*** Provided material ***
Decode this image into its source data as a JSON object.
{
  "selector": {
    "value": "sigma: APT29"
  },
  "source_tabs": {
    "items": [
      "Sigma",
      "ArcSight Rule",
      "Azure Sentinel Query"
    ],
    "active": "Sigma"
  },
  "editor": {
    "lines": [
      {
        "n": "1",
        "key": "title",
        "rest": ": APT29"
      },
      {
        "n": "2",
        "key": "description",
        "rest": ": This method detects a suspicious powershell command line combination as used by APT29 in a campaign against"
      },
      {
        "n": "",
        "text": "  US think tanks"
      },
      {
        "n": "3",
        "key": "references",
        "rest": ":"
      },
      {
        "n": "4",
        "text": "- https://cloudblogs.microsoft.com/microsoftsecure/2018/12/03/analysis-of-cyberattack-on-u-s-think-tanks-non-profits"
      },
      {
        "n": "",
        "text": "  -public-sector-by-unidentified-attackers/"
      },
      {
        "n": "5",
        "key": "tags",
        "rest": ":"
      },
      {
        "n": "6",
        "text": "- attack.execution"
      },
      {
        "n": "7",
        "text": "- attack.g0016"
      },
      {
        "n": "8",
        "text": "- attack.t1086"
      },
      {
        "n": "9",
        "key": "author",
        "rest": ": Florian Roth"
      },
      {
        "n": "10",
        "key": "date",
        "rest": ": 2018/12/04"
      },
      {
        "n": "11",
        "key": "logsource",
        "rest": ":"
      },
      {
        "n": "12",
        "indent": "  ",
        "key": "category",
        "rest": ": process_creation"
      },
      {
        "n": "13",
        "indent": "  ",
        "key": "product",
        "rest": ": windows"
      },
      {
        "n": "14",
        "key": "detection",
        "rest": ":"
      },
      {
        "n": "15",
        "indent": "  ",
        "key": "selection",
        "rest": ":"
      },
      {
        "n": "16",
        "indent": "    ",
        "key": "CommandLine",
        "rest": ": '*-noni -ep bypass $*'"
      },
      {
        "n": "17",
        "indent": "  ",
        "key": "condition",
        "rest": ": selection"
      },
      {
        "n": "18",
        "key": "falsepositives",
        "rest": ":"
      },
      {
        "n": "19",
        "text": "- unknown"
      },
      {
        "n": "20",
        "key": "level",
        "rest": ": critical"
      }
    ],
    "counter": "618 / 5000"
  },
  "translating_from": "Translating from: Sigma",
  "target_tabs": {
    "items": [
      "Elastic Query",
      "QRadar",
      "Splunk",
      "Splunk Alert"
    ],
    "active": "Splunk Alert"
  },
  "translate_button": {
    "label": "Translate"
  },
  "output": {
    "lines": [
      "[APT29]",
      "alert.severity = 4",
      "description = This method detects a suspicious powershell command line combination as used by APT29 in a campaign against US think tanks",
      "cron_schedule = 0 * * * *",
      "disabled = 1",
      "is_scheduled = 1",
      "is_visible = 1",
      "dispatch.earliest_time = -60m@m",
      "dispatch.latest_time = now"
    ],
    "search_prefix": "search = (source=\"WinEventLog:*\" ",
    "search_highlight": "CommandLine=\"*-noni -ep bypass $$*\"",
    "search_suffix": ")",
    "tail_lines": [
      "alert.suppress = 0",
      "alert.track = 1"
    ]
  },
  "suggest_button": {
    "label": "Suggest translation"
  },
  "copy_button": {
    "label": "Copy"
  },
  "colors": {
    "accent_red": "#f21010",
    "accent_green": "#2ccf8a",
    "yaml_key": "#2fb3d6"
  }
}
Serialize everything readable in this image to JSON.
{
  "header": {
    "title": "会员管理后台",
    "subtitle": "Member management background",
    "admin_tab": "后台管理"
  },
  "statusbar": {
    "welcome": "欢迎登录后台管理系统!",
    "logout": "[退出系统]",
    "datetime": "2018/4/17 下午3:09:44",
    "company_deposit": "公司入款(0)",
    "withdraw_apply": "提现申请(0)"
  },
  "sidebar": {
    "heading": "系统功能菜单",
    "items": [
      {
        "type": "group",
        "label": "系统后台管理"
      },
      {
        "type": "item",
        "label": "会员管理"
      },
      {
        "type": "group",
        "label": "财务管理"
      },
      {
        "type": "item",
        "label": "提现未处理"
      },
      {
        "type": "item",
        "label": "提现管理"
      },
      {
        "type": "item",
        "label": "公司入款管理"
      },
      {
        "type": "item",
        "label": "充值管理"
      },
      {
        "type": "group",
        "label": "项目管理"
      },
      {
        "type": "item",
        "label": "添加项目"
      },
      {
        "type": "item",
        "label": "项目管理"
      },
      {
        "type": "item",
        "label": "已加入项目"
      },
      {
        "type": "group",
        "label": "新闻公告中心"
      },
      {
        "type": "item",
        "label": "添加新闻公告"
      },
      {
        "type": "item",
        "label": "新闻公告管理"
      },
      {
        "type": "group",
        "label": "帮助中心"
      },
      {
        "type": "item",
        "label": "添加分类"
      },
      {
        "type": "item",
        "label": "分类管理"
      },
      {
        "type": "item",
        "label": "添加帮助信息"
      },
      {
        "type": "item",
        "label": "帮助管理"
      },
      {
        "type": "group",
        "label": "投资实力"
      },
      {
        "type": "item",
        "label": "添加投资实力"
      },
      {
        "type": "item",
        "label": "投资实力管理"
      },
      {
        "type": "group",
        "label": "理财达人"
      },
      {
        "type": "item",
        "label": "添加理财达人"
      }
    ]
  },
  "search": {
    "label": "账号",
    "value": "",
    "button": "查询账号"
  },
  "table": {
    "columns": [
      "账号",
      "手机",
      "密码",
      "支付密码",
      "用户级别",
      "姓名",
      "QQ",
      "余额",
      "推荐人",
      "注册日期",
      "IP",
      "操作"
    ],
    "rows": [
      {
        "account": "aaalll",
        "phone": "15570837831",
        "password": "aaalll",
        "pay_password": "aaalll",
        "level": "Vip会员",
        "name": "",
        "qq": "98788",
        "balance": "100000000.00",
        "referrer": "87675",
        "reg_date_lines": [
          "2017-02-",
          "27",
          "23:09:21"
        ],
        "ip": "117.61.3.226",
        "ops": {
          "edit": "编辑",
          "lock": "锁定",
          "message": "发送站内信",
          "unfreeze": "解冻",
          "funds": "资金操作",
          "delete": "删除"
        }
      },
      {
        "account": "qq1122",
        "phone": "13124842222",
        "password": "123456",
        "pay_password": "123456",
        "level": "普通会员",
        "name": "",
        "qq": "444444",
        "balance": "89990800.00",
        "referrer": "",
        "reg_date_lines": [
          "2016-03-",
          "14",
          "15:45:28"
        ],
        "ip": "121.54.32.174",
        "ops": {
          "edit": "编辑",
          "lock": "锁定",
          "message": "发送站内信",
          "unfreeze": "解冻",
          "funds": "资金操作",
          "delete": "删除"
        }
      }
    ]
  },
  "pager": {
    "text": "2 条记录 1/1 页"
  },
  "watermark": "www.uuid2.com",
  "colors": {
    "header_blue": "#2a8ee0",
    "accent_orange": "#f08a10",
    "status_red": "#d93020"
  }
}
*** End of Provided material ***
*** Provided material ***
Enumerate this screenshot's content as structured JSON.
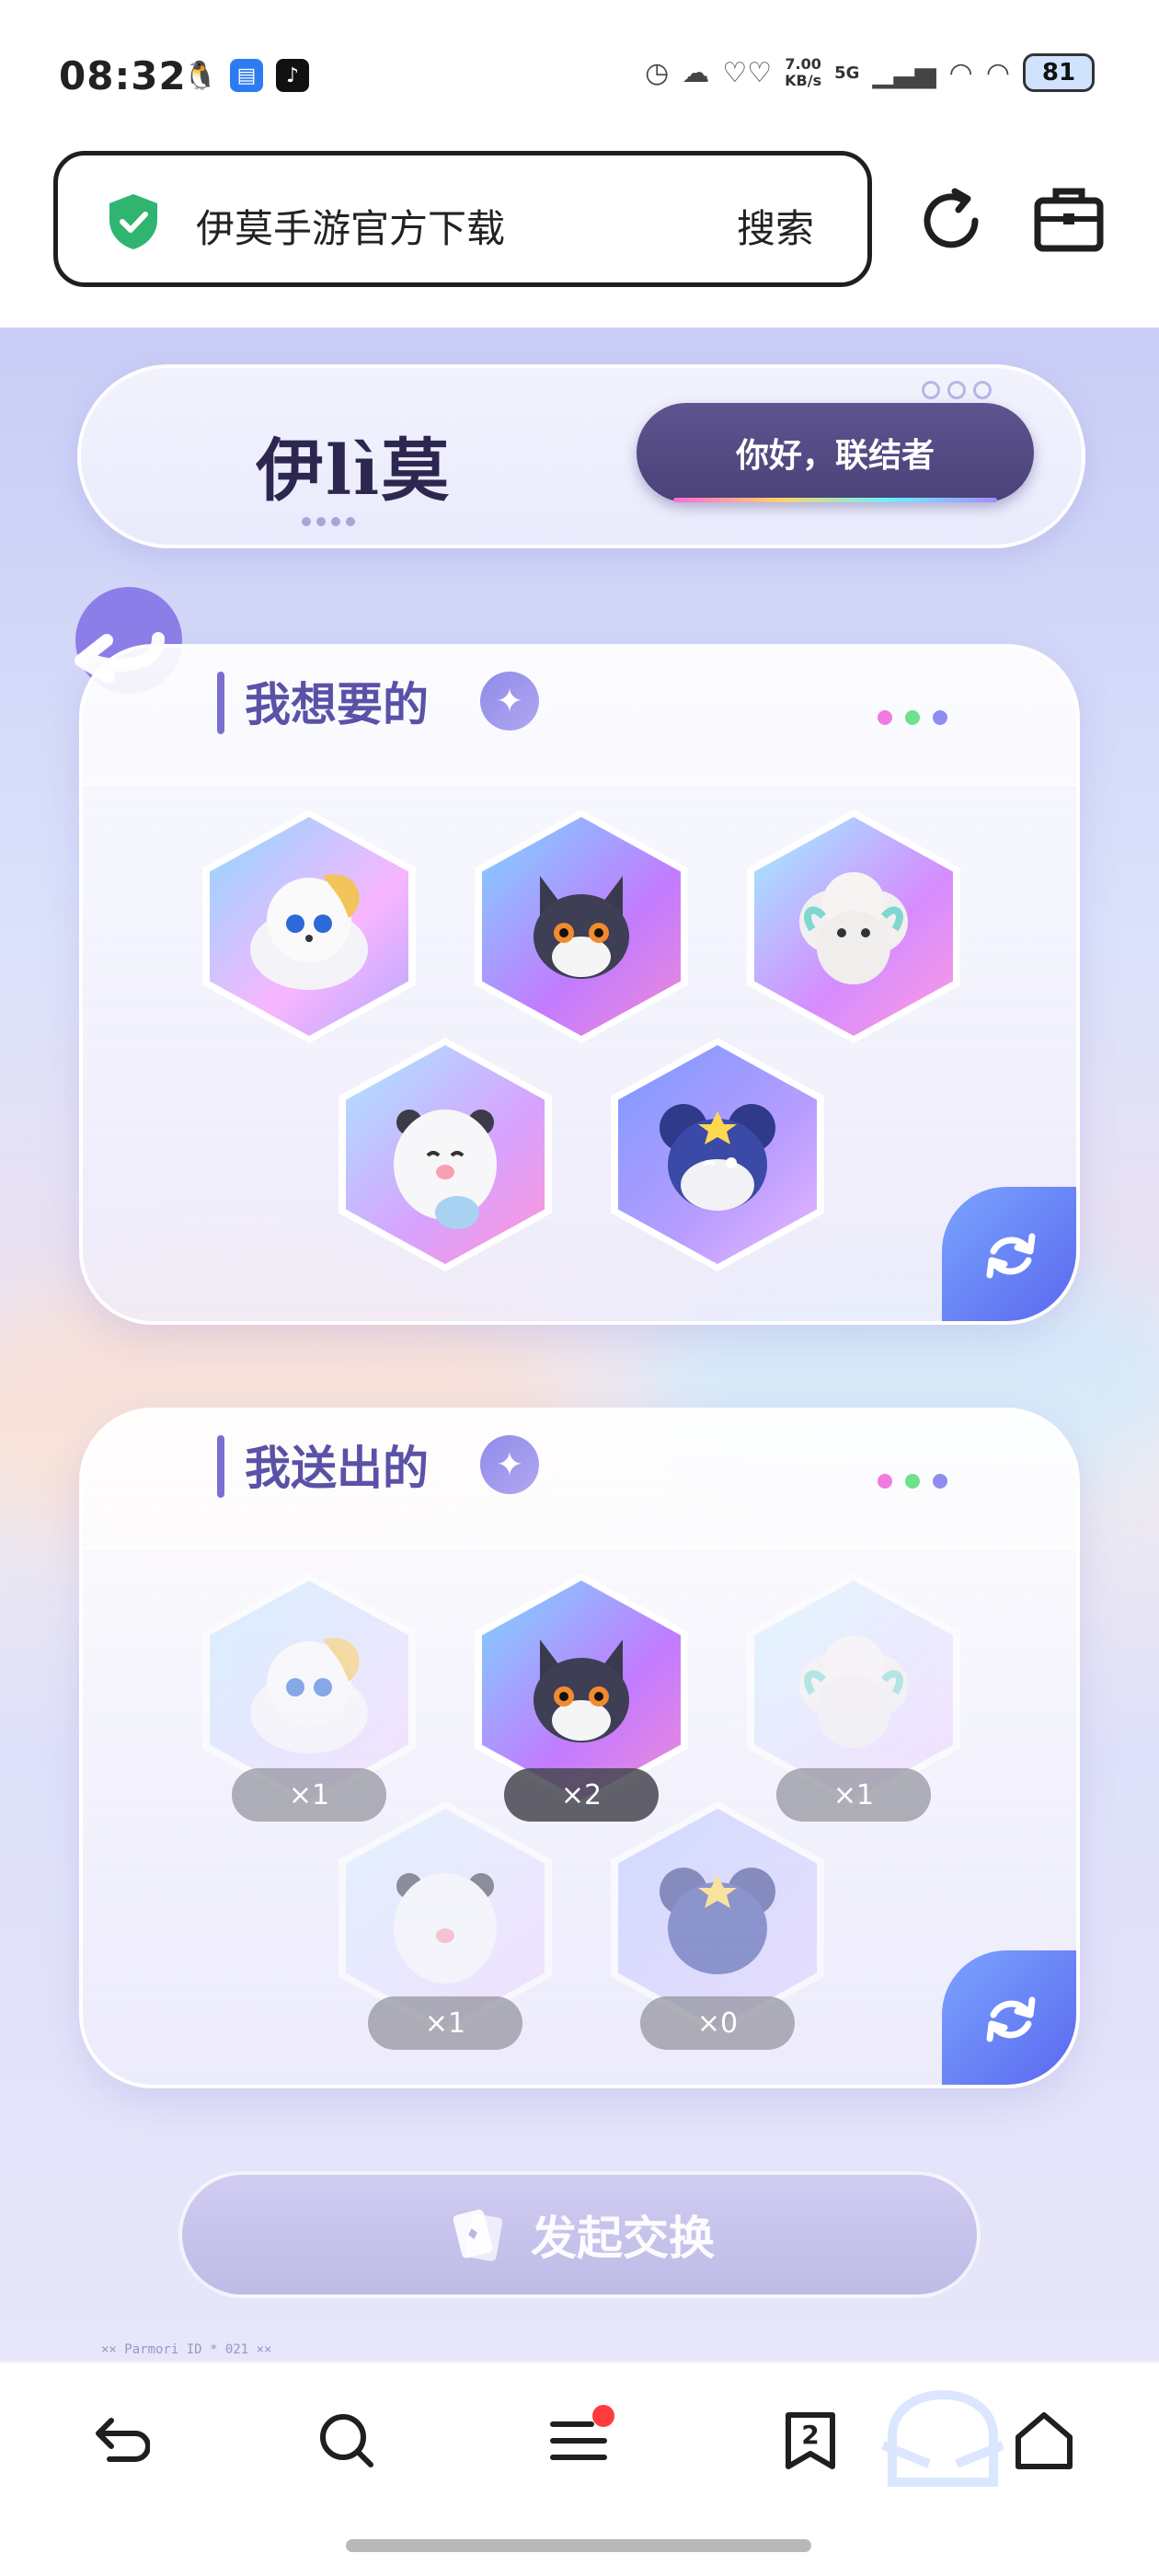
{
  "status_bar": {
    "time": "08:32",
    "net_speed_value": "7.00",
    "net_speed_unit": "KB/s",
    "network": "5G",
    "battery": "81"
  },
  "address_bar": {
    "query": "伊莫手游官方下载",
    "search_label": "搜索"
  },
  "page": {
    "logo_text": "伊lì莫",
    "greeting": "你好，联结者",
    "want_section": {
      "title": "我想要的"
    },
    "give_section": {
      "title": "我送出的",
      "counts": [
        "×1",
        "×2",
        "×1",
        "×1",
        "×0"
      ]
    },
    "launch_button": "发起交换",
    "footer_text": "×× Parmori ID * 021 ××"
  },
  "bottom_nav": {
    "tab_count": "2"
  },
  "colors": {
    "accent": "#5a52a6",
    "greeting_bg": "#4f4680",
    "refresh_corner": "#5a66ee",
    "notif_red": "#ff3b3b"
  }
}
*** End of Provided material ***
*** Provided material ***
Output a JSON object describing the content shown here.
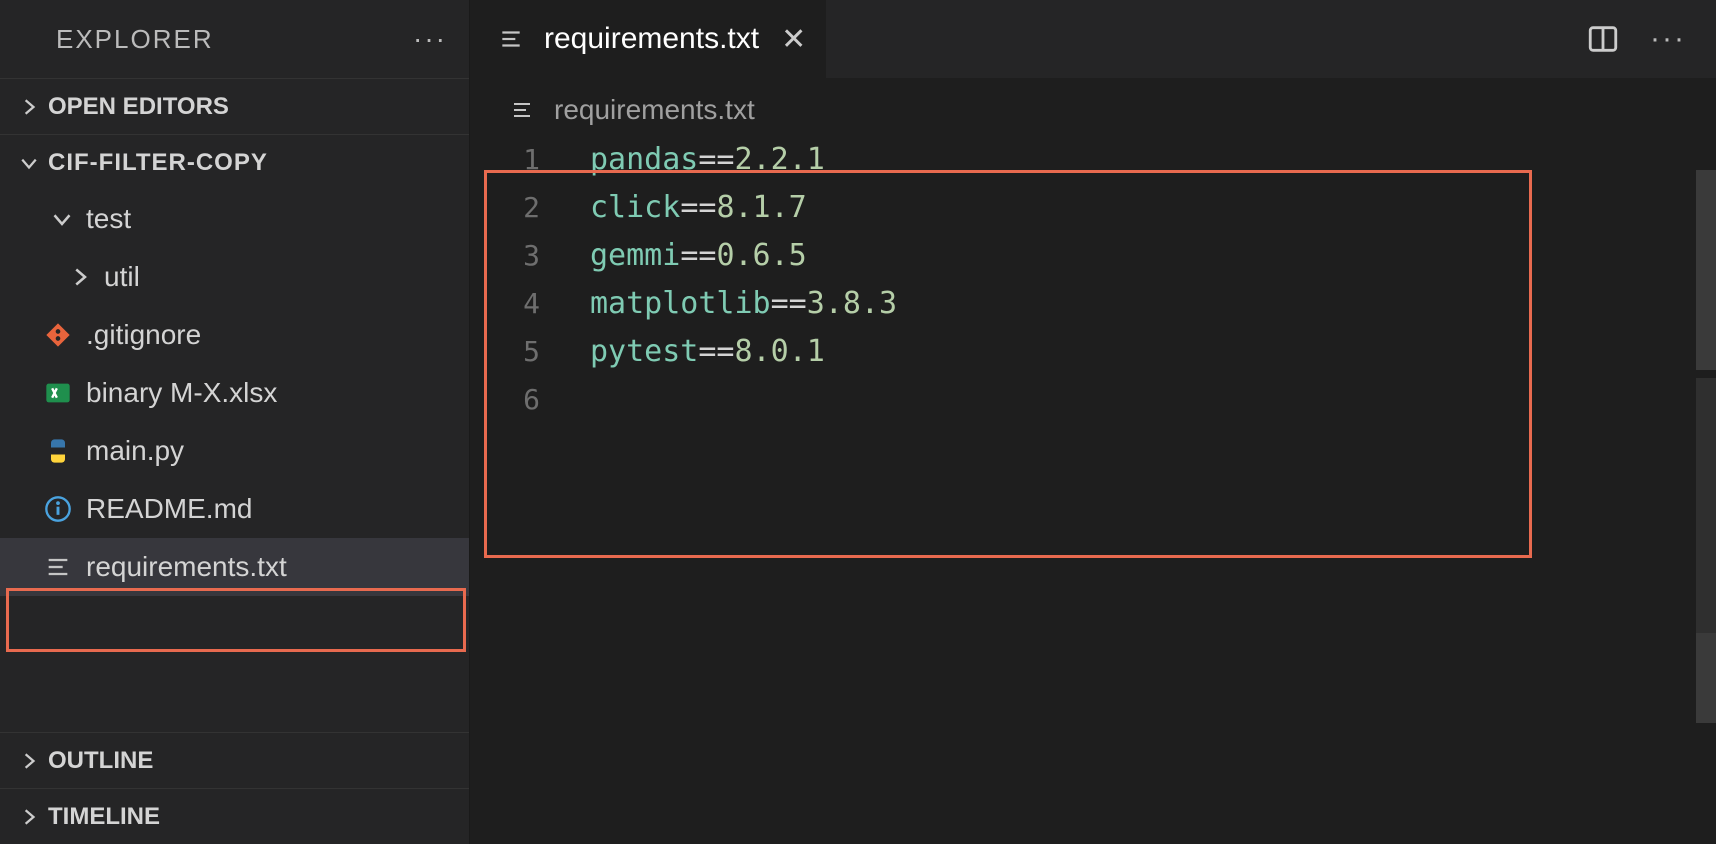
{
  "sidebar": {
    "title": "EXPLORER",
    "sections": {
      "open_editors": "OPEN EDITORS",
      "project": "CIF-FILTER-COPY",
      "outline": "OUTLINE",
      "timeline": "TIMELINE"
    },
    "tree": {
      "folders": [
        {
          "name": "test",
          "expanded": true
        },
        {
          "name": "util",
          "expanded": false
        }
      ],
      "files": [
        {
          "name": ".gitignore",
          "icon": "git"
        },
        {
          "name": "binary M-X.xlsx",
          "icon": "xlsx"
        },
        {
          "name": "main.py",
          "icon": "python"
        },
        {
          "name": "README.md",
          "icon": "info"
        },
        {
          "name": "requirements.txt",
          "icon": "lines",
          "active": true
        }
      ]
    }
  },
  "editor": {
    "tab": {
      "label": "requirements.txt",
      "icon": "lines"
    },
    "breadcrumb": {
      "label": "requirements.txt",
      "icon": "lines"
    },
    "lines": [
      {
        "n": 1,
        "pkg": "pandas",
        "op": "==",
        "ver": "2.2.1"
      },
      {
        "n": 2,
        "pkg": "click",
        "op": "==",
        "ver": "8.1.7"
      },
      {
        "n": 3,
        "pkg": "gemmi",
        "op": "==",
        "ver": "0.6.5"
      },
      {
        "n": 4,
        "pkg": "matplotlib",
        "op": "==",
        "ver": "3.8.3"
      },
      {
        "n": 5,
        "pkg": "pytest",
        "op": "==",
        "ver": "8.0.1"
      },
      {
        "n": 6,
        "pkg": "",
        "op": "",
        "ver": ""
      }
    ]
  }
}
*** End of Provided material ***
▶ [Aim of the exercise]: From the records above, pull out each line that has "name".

▶ [Output of the task]:
        "name": "",
        "name": "",
          "name": "test",
          "name": "util",
          "name": ".gitignore",
          "name": "binary M-X.xlsx",
          "name": "main.py",
          "name": "README.md",
          "name": "requirements.txt",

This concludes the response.